Brazil: Food Guide - Dining Out

The world's largest country in the tropics

Brazil Food Guide - Dining Out

Brazil's major cities offer a wide variety of international and regional cuisines, and most of the restaurants offer good, moderately priced food. Rio de Janeiro and Sao Paulo, in particular, have thriving world-class restaurant scenes with increasing numbers of innovative eateries serving creative contemporary cuisine, in which European methods and techniques are applied to tropical ingredients: The results are mouth-watering.

Try traditional Brazilian cuisine as well, especially feijoada (a delicious mix of rice, black beans and pork, usually served for lunch on Saturday at many restaurants). Tropical fruits and fruit juices are wonderful and unlike anything in the temperate zones of the world. Try to sample cupuacu, bacuri, caju (cashew fruit), umbu and acai (a purple fruit from the Amazon that's healthy, delicious and considered to be an aphrodisiac). Carnivores will love the churrascarias, restaurants specialising in grilled meat. The southern-most state of Rio Grande do Sul, bordering Argentina, is reputed for its succulent cuts of barbecued beef, raised on the Pampas. Snack bars (called lanchonetes) and bakeries (padarias) offer a variety of delicious, fresh-made pastries, breads and finger foods.

Along the vast north-eastern coast, fish and seafood are in abundance. Bahian cuisine is especially reputed. While in Salvador, try moquecas (a fish or seafood stew bathed in tomatoes, palm oil, cilantro and coconut milk), xinxim de galinha (a traditional chicken stew made with crushed cashews and dried shrimp) acarajes (a light but crunchy fritter made of pureed beans and stuffed with dried shrimp, okra and a puree of shrimp, bread and cashews known as vatapa). Along Bahia's coast, there is a strong African influence in the cooking. Other parts of the north-east and the north include many exotic indigenous ingredients in their dishes. The state of Minas Gerais has one of Brazil's richest and most original cuisines. Dishes feature pork and chicken: Two favourites are frango com quiabo (chicken with okra) and frango ao molho pardo (chicken in a "mulatto" sauce made from its own blood). Another classic dish is a thick stew of pork, sausage and pureed beans called tutu a mineira. In general, meals are served with plenty of greens, ranging from the jade-coloured chuchu to a nutritious leaf called ora-pro-nobis. Minas Gerais is also famed for its creamy white cheeses (queijo de Minas), used to make paes de queijo, golf-ball-shaped cheese bread, and for its many desserts.

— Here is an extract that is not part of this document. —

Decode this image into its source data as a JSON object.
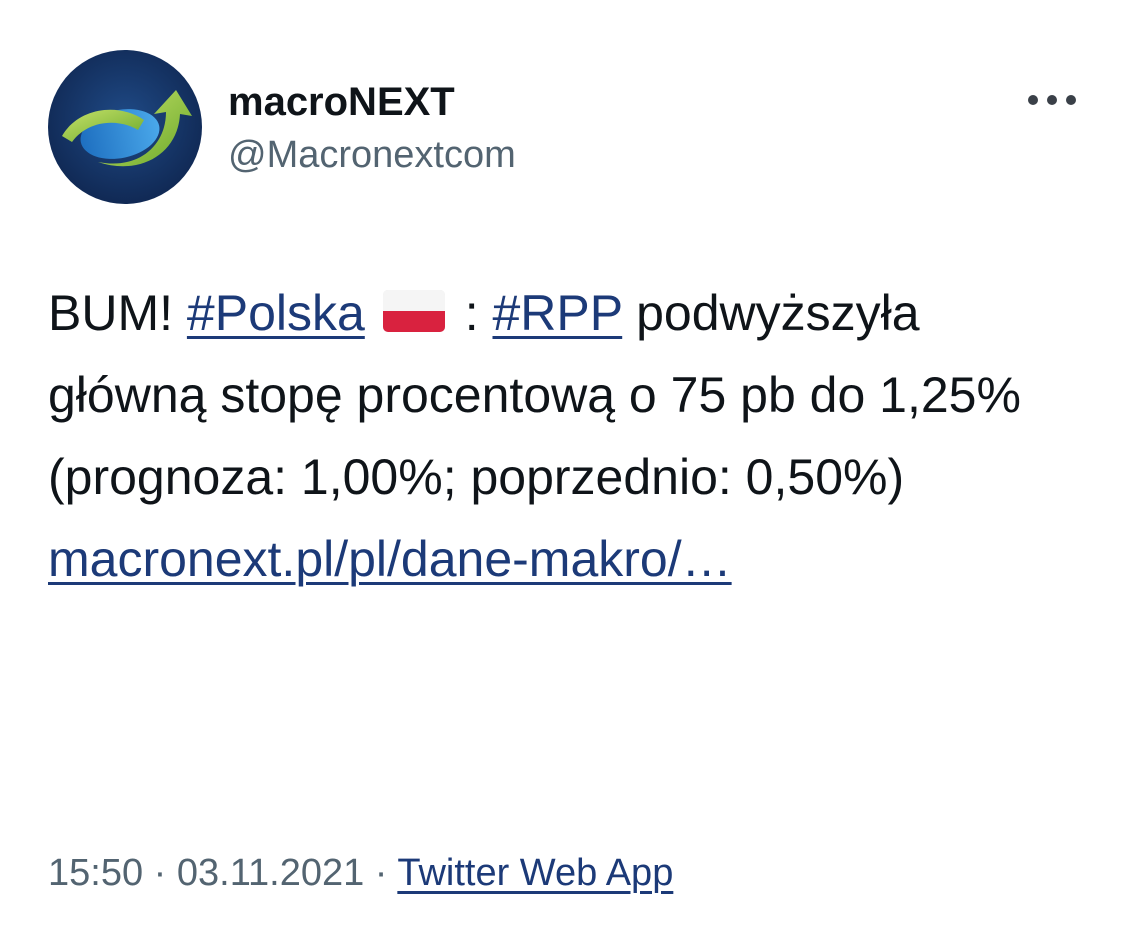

The country's favourite soft drink is Guarana, made from an Amazonian berry reputed to be an aphrodisiac. Brazilians like their coffee hot, sweet and strong (the local joke is that the coffee served in the U.S. is frio, fraco e fedido—cold, weak and stinky). Cafezinhos (very strong and sweet coffee in small cups) are nearly always served before and during business meetings—it's mildly impolite to refuse. Descendants of Brazil's German immigrants brew some excellent beer. Draft beer is called choppe (pronounced SHO-pee, rhymes with soapy). Cachaca (pronounced ca-SHA-sah) is the local spirit, distilled from sugarcane. It's often served with lime juice, sugar and crushed ice, forming a drink called a caipirinha. And, though they lack ideal conditions, the descendents of Italian immigrants in Rio Grande do Sul have begun to produce some decent wines.